REQUIRED ACTION:
Every line below should be repeated exactly as written.
⁂
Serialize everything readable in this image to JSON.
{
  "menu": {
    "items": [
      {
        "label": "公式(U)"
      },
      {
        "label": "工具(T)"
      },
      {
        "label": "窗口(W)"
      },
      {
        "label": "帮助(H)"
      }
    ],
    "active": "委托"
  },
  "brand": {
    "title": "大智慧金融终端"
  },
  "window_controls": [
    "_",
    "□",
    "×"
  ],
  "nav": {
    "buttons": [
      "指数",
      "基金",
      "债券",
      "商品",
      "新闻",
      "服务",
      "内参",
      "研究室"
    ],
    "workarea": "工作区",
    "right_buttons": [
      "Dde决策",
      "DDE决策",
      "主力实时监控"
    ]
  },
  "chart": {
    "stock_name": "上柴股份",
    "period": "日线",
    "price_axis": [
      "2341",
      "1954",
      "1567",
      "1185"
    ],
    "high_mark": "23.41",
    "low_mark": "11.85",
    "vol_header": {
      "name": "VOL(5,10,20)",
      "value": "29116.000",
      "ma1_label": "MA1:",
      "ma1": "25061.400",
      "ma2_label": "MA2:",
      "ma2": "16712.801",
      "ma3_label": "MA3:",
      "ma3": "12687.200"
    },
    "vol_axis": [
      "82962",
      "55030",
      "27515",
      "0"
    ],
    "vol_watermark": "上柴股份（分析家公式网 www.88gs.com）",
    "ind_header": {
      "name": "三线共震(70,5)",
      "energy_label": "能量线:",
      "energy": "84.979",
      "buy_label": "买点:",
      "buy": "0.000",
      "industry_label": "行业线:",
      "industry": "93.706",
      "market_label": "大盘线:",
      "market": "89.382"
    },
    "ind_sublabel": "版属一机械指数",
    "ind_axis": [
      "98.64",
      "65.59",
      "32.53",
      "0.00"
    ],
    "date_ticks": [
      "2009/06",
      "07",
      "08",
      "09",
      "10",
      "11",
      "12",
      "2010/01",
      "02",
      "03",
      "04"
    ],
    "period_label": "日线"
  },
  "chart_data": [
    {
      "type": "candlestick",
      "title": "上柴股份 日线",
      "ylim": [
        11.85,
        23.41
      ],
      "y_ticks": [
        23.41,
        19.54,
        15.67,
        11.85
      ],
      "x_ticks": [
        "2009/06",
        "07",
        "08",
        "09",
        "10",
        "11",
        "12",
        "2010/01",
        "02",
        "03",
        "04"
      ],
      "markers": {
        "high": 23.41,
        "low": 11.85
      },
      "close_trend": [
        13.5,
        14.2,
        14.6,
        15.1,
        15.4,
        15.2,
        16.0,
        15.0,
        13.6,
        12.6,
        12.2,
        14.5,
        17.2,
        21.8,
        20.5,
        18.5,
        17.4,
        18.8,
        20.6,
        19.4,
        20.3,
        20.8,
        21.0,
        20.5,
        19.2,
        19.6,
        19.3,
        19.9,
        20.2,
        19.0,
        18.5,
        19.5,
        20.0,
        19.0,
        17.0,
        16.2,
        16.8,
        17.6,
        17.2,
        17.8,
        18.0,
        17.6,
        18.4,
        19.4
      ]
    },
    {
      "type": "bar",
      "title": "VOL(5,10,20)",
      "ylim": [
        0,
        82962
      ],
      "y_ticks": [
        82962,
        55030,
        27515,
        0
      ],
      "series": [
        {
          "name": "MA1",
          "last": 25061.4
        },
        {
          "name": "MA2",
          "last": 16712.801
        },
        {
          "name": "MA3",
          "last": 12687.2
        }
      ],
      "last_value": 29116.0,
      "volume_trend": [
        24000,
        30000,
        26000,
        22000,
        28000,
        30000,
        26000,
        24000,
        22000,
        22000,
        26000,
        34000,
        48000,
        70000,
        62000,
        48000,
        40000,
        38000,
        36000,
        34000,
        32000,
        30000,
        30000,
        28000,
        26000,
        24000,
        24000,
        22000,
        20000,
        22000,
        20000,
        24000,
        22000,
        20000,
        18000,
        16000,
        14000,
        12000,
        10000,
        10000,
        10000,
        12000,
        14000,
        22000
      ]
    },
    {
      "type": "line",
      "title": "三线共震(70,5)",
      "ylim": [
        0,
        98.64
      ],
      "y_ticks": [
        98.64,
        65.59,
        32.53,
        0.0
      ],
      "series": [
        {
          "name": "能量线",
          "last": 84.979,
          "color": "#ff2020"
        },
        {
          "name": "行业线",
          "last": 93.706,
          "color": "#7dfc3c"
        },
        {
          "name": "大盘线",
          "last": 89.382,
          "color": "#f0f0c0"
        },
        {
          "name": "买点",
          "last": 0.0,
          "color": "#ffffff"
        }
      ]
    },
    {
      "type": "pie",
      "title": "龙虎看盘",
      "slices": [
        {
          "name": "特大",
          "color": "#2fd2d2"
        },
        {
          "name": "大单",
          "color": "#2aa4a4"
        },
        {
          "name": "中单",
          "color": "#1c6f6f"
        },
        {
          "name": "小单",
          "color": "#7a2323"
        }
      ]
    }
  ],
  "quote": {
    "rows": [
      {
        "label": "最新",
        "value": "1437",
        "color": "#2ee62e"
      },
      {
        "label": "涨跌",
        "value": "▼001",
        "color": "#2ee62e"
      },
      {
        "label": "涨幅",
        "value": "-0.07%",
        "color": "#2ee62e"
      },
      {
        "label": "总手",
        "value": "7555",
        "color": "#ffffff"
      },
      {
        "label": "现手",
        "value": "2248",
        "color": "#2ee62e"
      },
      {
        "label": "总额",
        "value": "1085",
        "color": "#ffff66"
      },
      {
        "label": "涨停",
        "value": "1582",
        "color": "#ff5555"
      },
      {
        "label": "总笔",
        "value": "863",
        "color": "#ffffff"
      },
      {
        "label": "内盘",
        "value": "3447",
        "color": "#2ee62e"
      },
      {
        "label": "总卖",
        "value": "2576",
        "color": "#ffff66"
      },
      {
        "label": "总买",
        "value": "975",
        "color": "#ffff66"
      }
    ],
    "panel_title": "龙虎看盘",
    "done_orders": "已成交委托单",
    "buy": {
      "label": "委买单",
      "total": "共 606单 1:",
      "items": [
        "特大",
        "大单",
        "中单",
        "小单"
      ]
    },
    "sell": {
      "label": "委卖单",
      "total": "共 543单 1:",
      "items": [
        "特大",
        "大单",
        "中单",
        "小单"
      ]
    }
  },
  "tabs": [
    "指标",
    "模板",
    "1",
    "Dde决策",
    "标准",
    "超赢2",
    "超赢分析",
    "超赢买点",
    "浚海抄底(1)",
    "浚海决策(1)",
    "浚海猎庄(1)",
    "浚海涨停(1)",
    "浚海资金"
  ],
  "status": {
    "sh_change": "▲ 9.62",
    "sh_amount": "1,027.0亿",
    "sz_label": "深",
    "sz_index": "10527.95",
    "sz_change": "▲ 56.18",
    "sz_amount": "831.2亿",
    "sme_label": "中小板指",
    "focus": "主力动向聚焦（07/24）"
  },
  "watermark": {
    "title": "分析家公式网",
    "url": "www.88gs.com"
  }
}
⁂
RESPONSE FOR THIS EXERCISE:
Serialize everything readable in this image to JSON.
{
  "menu": {
    "items": [
      {
        "label": "公式(U)"
      },
      {
        "label": "工具(T)"
      },
      {
        "label": "窗口(W)"
      },
      {
        "label": "帮助(H)"
      }
    ],
    "active": "委托"
  },
  "brand": {
    "title": "大智慧金融终端"
  },
  "window_controls": [
    "_",
    "□",
    "×"
  ],
  "nav": {
    "buttons": [
      "指数",
      "基金",
      "债券",
      "商品",
      "新闻",
      "服务",
      "内参",
      "研究室"
    ],
    "workarea": "工作区",
    "right_buttons": [
      "Dde决策",
      "DDE决策",
      "主力实时监控"
    ]
  },
  "chart": {
    "stock_name": "上柴股份",
    "period": "日线",
    "price_axis": [
      "2341",
      "1954",
      "1567",
      "1185"
    ],
    "high_mark": "23.41",
    "low_mark": "11.85",
    "vol_header": {
      "name": "VOL(5,10,20)",
      "value": "29116.000",
      "ma1_label": "MA1:",
      "ma1": "25061.400",
      "ma2_label": "MA2:",
      "ma2": "16712.801",
      "ma3_label": "MA3:",
      "ma3": "12687.200"
    },
    "vol_axis": [
      "82962",
      "55030",
      "27515",
      "0"
    ],
    "vol_watermark": "上柴股份（分析家公式网 www.88gs.com）",
    "ind_header": {
      "name": "三线共震(70,5)",
      "energy_label": "能量线:",
      "energy": "84.979",
      "buy_label": "买点:",
      "buy": "0.000",
      "industry_label": "行业线:",
      "industry": "93.706",
      "market_label": "大盘线:",
      "market": "89.382"
    },
    "ind_sublabel": "版属一机械指数",
    "ind_axis": [
      "98.64",
      "65.59",
      "32.53",
      "0.00"
    ],
    "date_ticks": [
      "2009/06",
      "07",
      "08",
      "09",
      "10",
      "11",
      "12",
      "2010/01",
      "02",
      "03",
      "04"
    ],
    "period_label": "日线"
  },
  "chart_data": [
    {
      "type": "candlestick",
      "title": "上柴股份 日线",
      "ylim": [
        11.85,
        23.41
      ],
      "y_ticks": [
        23.41,
        19.54,
        15.67,
        11.85
      ],
      "x_ticks": [
        "2009/06",
        "07",
        "08",
        "09",
        "10",
        "11",
        "12",
        "2010/01",
        "02",
        "03",
        "04"
      ],
      "markers": {
        "high": 23.41,
        "low": 11.85
      },
      "close_trend": [
        13.5,
        14.2,
        14.6,
        15.1,
        15.4,
        15.2,
        16.0,
        15.0,
        13.6,
        12.6,
        12.2,
        14.5,
        17.2,
        21.8,
        20.5,
        18.5,
        17.4,
        18.8,
        20.6,
        19.4,
        20.3,
        20.8,
        21.0,
        20.5,
        19.2,
        19.6,
        19.3,
        19.9,
        20.2,
        19.0,
        18.5,
        19.5,
        20.0,
        19.0,
        17.0,
        16.2,
        16.8,
        17.6,
        17.2,
        17.8,
        18.0,
        17.6,
        18.4,
        19.4
      ]
    },
    {
      "type": "bar",
      "title": "VOL(5,10,20)",
      "ylim": [
        0,
        82962
      ],
      "y_ticks": [
        82962,
        55030,
        27515,
        0
      ],
      "series": [
        {
          "name": "MA1",
          "last": 25061.4
        },
        {
          "name": "MA2",
          "last": 16712.801
        },
        {
          "name": "MA3",
          "last": 12687.2
        }
      ],
      "last_value": 29116.0,
      "volume_trend": [
        24000,
        30000,
        26000,
        22000,
        28000,
        30000,
        26000,
        24000,
        22000,
        22000,
        26000,
        34000,
        48000,
        70000,
        62000,
        48000,
        40000,
        38000,
        36000,
        34000,
        32000,
        30000,
        30000,
        28000,
        26000,
        24000,
        24000,
        22000,
        20000,
        22000,
        20000,
        24000,
        22000,
        20000,
        18000,
        16000,
        14000,
        12000,
        10000,
        10000,
        10000,
        12000,
        14000,
        22000
      ]
    },
    {
      "type": "line",
      "title": "三线共震(70,5)",
      "ylim": [
        0,
        98.64
      ],
      "y_ticks": [
        98.64,
        65.59,
        32.53,
        0.0
      ],
      "series": [
        {
          "name": "能量线",
          "last": 84.979,
          "color": "#ff2020"
        },
        {
          "name": "行业线",
          "last": 93.706,
          "color": "#7dfc3c"
        },
        {
          "name": "大盘线",
          "last": 89.382,
          "color": "#f0f0c0"
        },
        {
          "name": "买点",
          "last": 0.0,
          "color": "#ffffff"
        }
      ]
    },
    {
      "type": "pie",
      "title": "龙虎看盘",
      "slices": [
        {
          "name": "特大",
          "color": "#2fd2d2"
        },
        {
          "name": "大单",
          "color": "#2aa4a4"
        },
        {
          "name": "中单",
          "color": "#1c6f6f"
        },
        {
          "name": "小单",
          "color": "#7a2323"
        }
      ]
    }
  ],
  "quote": {
    "rows": [
      {
        "label": "最新",
        "value": "1437",
        "color": "#2ee62e"
      },
      {
        "label": "涨跌",
        "value": "▼001",
        "color": "#2ee62e"
      },
      {
        "label": "涨幅",
        "value": "-0.07%",
        "color": "#2ee62e"
      },
      {
        "label": "总手",
        "value": "7555",
        "color": "#ffffff"
      },
      {
        "label": "现手",
        "value": "2248",
        "color": "#2ee62e"
      },
      {
        "label": "总额",
        "value": "1085",
        "color": "#ffff66"
      },
      {
        "label": "涨停",
        "value": "1582",
        "color": "#ff5555"
      },
      {
        "label": "总笔",
        "value": "863",
        "color": "#ffffff"
      },
      {
        "label": "内盘",
        "value": "3447",
        "color": "#2ee62e"
      },
      {
        "label": "总卖",
        "value": "2576",
        "color": "#ffff66"
      },
      {
        "label": "总买",
        "value": "975",
        "color": "#ffff66"
      }
    ],
    "panel_title": "龙虎看盘",
    "done_orders": "已成交委托单",
    "buy": {
      "label": "委买单",
      "total": "共 606单 1:",
      "items": [
        "特大",
        "大单",
        "中单",
        "小单"
      ]
    },
    "sell": {
      "label": "委卖单",
      "total": "共 543单 1:",
      "items": [
        "特大",
        "大单",
        "中单",
        "小单"
      ]
    }
  },
  "tabs": [
    "指标",
    "模板",
    "1",
    "Dde决策",
    "标准",
    "超赢2",
    "超赢分析",
    "超赢买点",
    "浚海抄底(1)",
    "浚海决策(1)",
    "浚海猎庄(1)",
    "浚海涨停(1)",
    "浚海资金"
  ],
  "status": {
    "sh_change": "▲ 9.62",
    "sh_amount": "1,027.0亿",
    "sz_label": "深",
    "sz_index": "10527.95",
    "sz_change": "▲ 56.18",
    "sz_amount": "831.2亿",
    "sme_label": "中小板指",
    "focus": "主力动向聚焦（07/24）"
  },
  "watermark": {
    "title": "分析家公式网",
    "url": "www.88gs.com"
  }
}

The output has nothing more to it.